This year’s legislative session has concluded, and with the help of our many coalition partners and friends TQEE had great success advancing our legislative priorities. Below is a short wrap up. Please share with your colleagues and friends who may be interested, and be sure to sign up to join TQEE if you haven’t already, to ensure you continue to get news and information about our work. By the way, here’s a link to our original legislative agenda in case you’d like to refer to it.
Defend Voluntary Pre-Kindergarten (VPK) Funding
Oppose any legislation that would erode the VPK program or its current funding stream.
Our top priority for this session was to defend Voluntary Pre-K from any efforts to diminish funding or negatively impact the program, and we succeeded. In particular we locked down subcommittee votes to prevent the reintroduction of a measure proposed and defeated last year that would have allowed school districts to use VPK funds for K-2 innovations. While we support opportunities for K-2 innovations, we opposed this effort on the grounds that it would fund those innovations by siphoning funding from VPK.
Support TDOE’s VPK Quality Improvement Initiatives
Support administrative initiatives being implemented in response to the Pre-k Quality Act of 2016.
We applaud the work of TDOE, specifically the Office of Early Learning, and the steps they have taken to strengthen VPK quality. TQEE’s role here has been informing policy makers of the transformational work that’s being led by the TDOE, and to make clear the continued need to concentrate investments on improving VPK quality. Here’s a piece we published and actively circulated to legislators about those quality improvements.
Study Early Grades Instructional Quality and Recommend Measures to Strengthen It
Support TDOE-directed study, in conjunction with Vanderbilt University, to assess instructional quality Pre-k through 2nd grade and prepare recommendations for strengthening it.
We’re pleased to report that TDOE has been a great partner in the design and launch of two related studies to assess the quality of instruction and teaching in the early grades – no legislation was necessary to get them underway. Vanderbilt University’s TERA (Tennessee Educational Research Alliance) and Peabody Research Institute respectively are leading the studies:
- Early Grades Teacher Assignment study will explore the frequency and consequences of principals assigning low-performing teachers to early grades Pre-K through 2nd grade. This study is expected to conclude with findings by early fall 2018, in time to inform policy solutions for the 2019 legislative session.
- Early Grades Instruction Continuous Improvement will examine Pre-k through 2nd grade instruction to better understand what instructional shifts are needed to improve the quality of K-2nd grade such that schools can “sustain and accelerate the gains” made in Pre-K. Preliminary findings are expected late fall 2018, in time to inform policy solutions for the 2019 legislative session.

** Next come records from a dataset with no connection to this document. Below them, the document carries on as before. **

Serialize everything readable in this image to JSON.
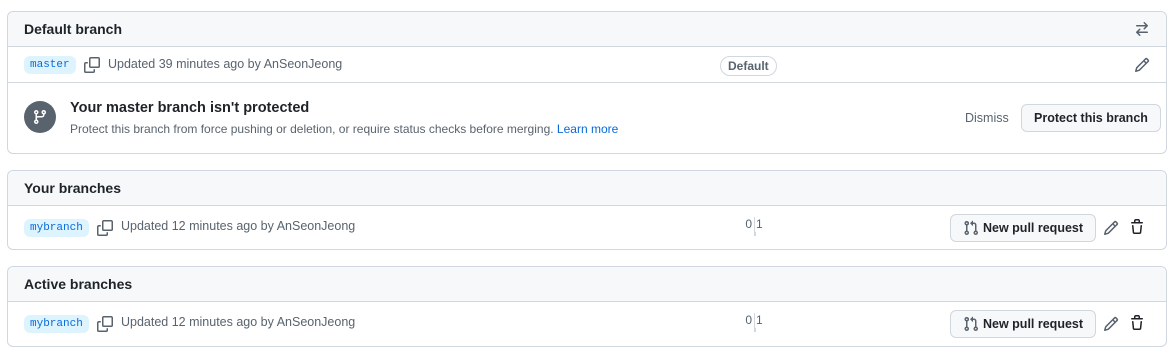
{
  "default_branch": {
    "title": "Default branch",
    "switch_icon": "arrow-switch-icon",
    "row": {
      "name": "master",
      "updated": "Updated 39 minutes ago by",
      "author": "AnSeonJeong",
      "label": "Default"
    },
    "protect": {
      "title": "Your master branch isn't protected",
      "description": "Protect this branch from force pushing or deletion, or require status checks before merging.",
      "learn_more": "Learn more",
      "dismiss": "Dismiss",
      "button": "Protect this branch"
    }
  },
  "your_branches": {
    "title": "Your branches",
    "row": {
      "name": "mybranch",
      "updated": "Updated 12 minutes ago by",
      "author": "AnSeonJeong",
      "behind": "0",
      "ahead": "1",
      "button": "New pull request"
    }
  },
  "active_branches": {
    "title": "Active branches",
    "row": {
      "name": "mybranch",
      "updated": "Updated 12 minutes ago by",
      "author": "AnSeonJeong",
      "behind": "0",
      "ahead": "1",
      "button": "New pull request"
    }
  },
  "colors": {
    "accent": "#0969da",
    "branch_bg": "#ddf4ff",
    "border": "#d0d7de",
    "muted": "#59636e",
    "header_bg": "#f6f8fa"
  }
}
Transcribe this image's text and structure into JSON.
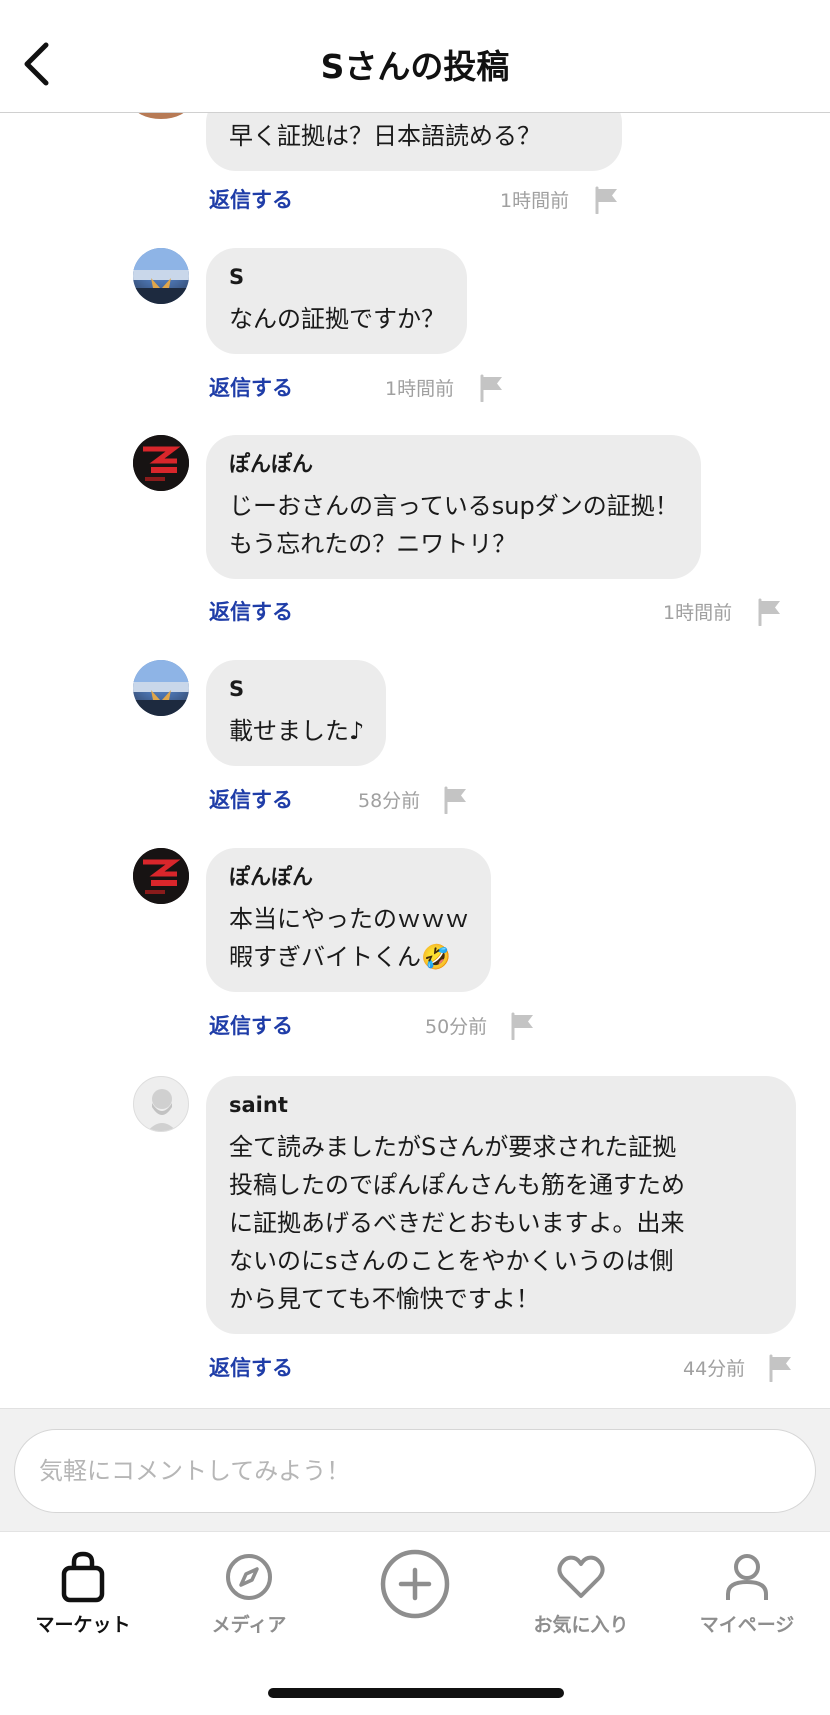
{
  "header": {
    "title": "Sさんの投稿"
  },
  "comments": [
    {
      "username": "",
      "text": "早く証拠は？日本語読める？",
      "reply_label": "返信する",
      "time": "1時間前"
    },
    {
      "username": "S",
      "text": "なんの証拠ですか？",
      "reply_label": "返信する",
      "time": "1時間前"
    },
    {
      "username": "ぽんぽん",
      "text": "じーおさんの言っているsupダンの証拠！\nもう忘れたの？ニワトリ？",
      "reply_label": "返信する",
      "time": "1時間前"
    },
    {
      "username": "S",
      "text": "載せました♪",
      "reply_label": "返信する",
      "time": "58分前"
    },
    {
      "username": "ぽんぽん",
      "text": "本当にやったのｗｗｗ\n暇すぎバイトくん🤣",
      "reply_label": "返信する",
      "time": "50分前"
    },
    {
      "username": "saint",
      "text": "全て読みましたがSさんが要求された証拠\n投稿したのでぽんぽんさんも筋を通すため\nに証拠あげるべきだとおもいますよ。出来\nないのにsさんのことをやかくいうのは側\nから見てても不愉快ですよ！",
      "reply_label": "返信する",
      "time": "44分前"
    }
  ],
  "comment_input": {
    "placeholder": "気軽にコメントしてみよう！"
  },
  "nav": [
    {
      "label": "マーケット",
      "icon": "bag-icon",
      "active": true
    },
    {
      "label": "メディア",
      "icon": "compass-icon",
      "active": false
    },
    {
      "label": "",
      "icon": "plus-circle-icon",
      "active": false
    },
    {
      "label": "お気に入り",
      "icon": "heart-icon",
      "active": false
    },
    {
      "label": "マイページ",
      "icon": "person-icon",
      "active": false
    }
  ],
  "colors": {
    "reply_link": "#1f3da8",
    "bubble": "#ececec",
    "muted_text": "#a0a0a0"
  }
}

Advance Legislation that Enhances Parent-Teacher Teamwork in the Early Grades
Advance legislation that supports TDOE in piloting best practices models, like APTT (Academic Parent-Teacher Teams), that strengthen parent engagement in their child’s teaching and learning Pre-k through 2nd grade.

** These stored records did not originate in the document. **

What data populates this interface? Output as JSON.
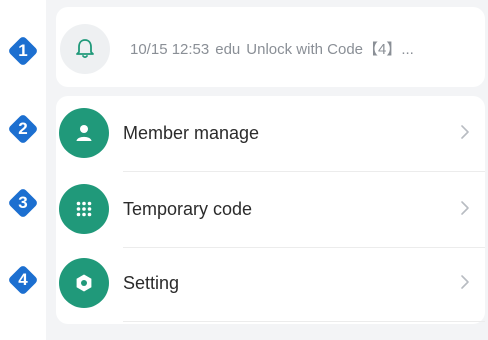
{
  "notification": {
    "icon": "bell-icon",
    "timestamp": "10/15 12:53",
    "user": "edu",
    "message": "Unlock with Code【4】..."
  },
  "menu": {
    "items": [
      {
        "label": "Member manage",
        "icon": "person-icon"
      },
      {
        "label": "Temporary code",
        "icon": "keypad-icon"
      },
      {
        "label": "Setting",
        "icon": "gear-icon"
      }
    ]
  },
  "markers": [
    "1",
    "2",
    "3",
    "4"
  ],
  "colors": {
    "accent": "#20997a",
    "marker": "#1c6fd0",
    "background": "#f3f4f6"
  }
}
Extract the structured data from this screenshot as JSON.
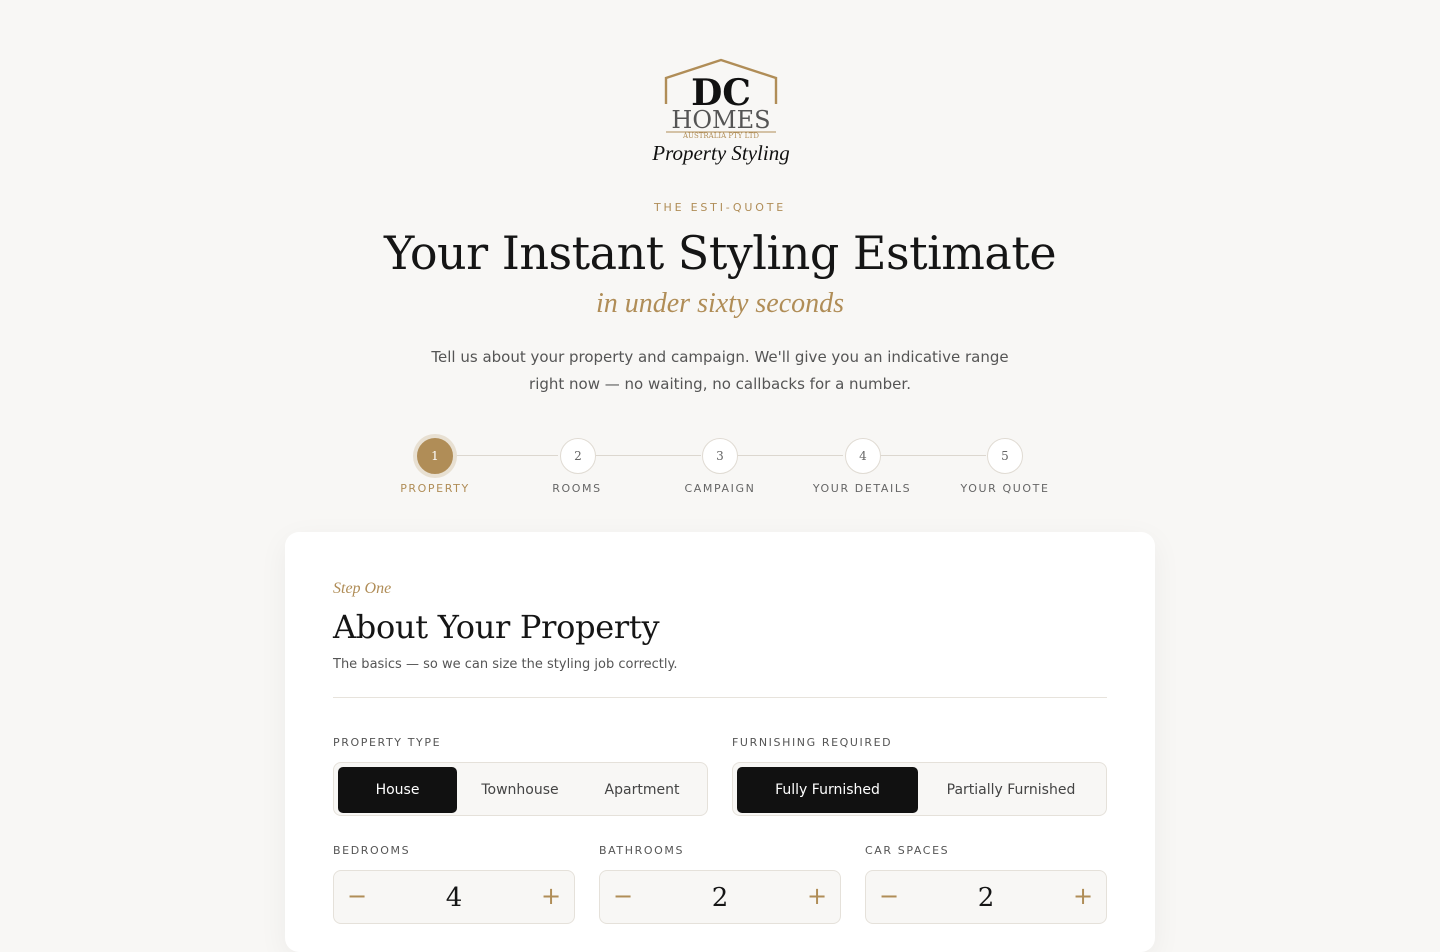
{
  "brand": {
    "logo_mark": "DC",
    "logo_word": "HOMES",
    "logo_sub": "AUSTRALIA PTY LTD",
    "logo_script": "Property Styling"
  },
  "hero": {
    "eyebrow": "THE ESTI-QUOTE",
    "title": "Your Instant Styling Estimate",
    "script": "in under sixty seconds",
    "intro_line1": "Tell us about your property and campaign. We'll give you an indicative range",
    "intro_line2": "right now — no waiting, no callbacks for a number."
  },
  "steps": [
    {
      "number": "1",
      "label": "PROPERTY",
      "active": true
    },
    {
      "number": "2",
      "label": "ROOMS",
      "active": false
    },
    {
      "number": "3",
      "label": "CAMPAIGN",
      "active": false
    },
    {
      "number": "4",
      "label": "YOUR DETAILS",
      "active": false
    },
    {
      "number": "5",
      "label": "YOUR QUOTE",
      "active": false
    }
  ],
  "form": {
    "kicker": "Step One",
    "title": "About Your Property",
    "subtitle": "The basics — so we can size the styling job correctly.",
    "property_type": {
      "label": "PROPERTY TYPE",
      "options": [
        "House",
        "Townhouse",
        "Apartment"
      ],
      "selected": "House"
    },
    "furnishing": {
      "label": "FURNISHING REQUIRED",
      "options": [
        "Fully Furnished",
        "Partially Furnished"
      ],
      "selected": "Fully Furnished"
    },
    "bedrooms": {
      "label": "BEDROOMS",
      "value": "4"
    },
    "bathrooms": {
      "label": "BATHROOMS",
      "value": "2"
    },
    "car_spaces": {
      "label": "CAR SPACES",
      "value": "2"
    },
    "minus_symbol": "−",
    "plus_symbol": "+"
  },
  "colors": {
    "accent": "#b08d57",
    "background": "#f8f7f5",
    "selected": "#111111"
  }
}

TQEE advanced legislation with the support of sponsors Rep. Eddie Smith and Sen. Joey Hensley to pilot a parent-teacher conference model in the early grades based on a program known as APTT (Academic Parent-Teacher Teams). The bill passed, and TDOE will launch the pilot in fall 2018 in three schools across the state. The legislation requires the pilot to continue for three years with annual reports to the legislature. Our hope is that this will provide a breakthrough model for better engagement of parents in their child’s learning in and out of school.
Advance Legislation that Helps Protect Children of Opioid-Addicted Parents

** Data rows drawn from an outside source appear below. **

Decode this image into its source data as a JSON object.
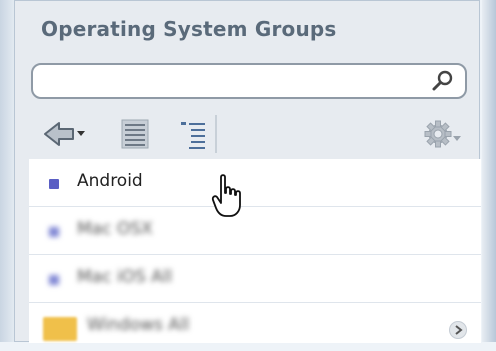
{
  "panel": {
    "title": "Operating System Groups"
  },
  "search": {
    "value": "",
    "placeholder": "",
    "icon": "search-icon"
  },
  "toolbar": {
    "back_icon": "back-arrow-dropdown-icon",
    "list_view_icon": "list-view-icon",
    "tree_view_icon": "tree-view-icon",
    "settings_icon": "gear-dropdown-icon"
  },
  "groups": [
    {
      "label": "Android",
      "icon": "group-icon"
    },
    {
      "label": "Mac OSX",
      "icon": "group-icon"
    },
    {
      "label": "Mac iOS All",
      "icon": "group-icon"
    },
    {
      "label": "Windows All",
      "icon": "folder-icon"
    }
  ],
  "colors": {
    "accent": "#5a5ec4",
    "title": "#5a6a7a",
    "folder": "#f0c04a"
  }
}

Advance legislation that prioritizes early prevention and intervention programs for young, opioid-affected children.
Governor Haslam proposed and the legislature passed a package of bills to address the opioid epidemic in Tennessee. TQEE sought added focus on opioid-affected families and children, and teamed up with the Home Visiting Leadership Alliance, Tennessee Commission on Children and Youth, Save the Children Action Network, Children’s Hospital Alliance, and Prevent Child Abuse Tennessee, to successfully advocate for a budget amendment that resulted in an additional $1.4 million in recurring funds to the Department of Health’s home visiting budget. Special thanks to Senators Steve Dickerson and Becky Massey, and Representative Ryan Williams, for their leadership. Early home visiting is a critical evidence-based strategy for strengthening parenting skills and supporting at-risk babies and toddlers.
We’d also like to give a special shout-out to our fabulous team members from Johnson Poss Kirby – Holly Salmons and Luke Ashley. They’re excellent at what they do and incredibly dedicated to our goals. In fact, Holly is on her way to become an early childhood expert, having just given birth to her first child! Congratulations Holly!
Thanks again to everyone involved in moving this agenda to successful conclusion this year.
Mike and Lisa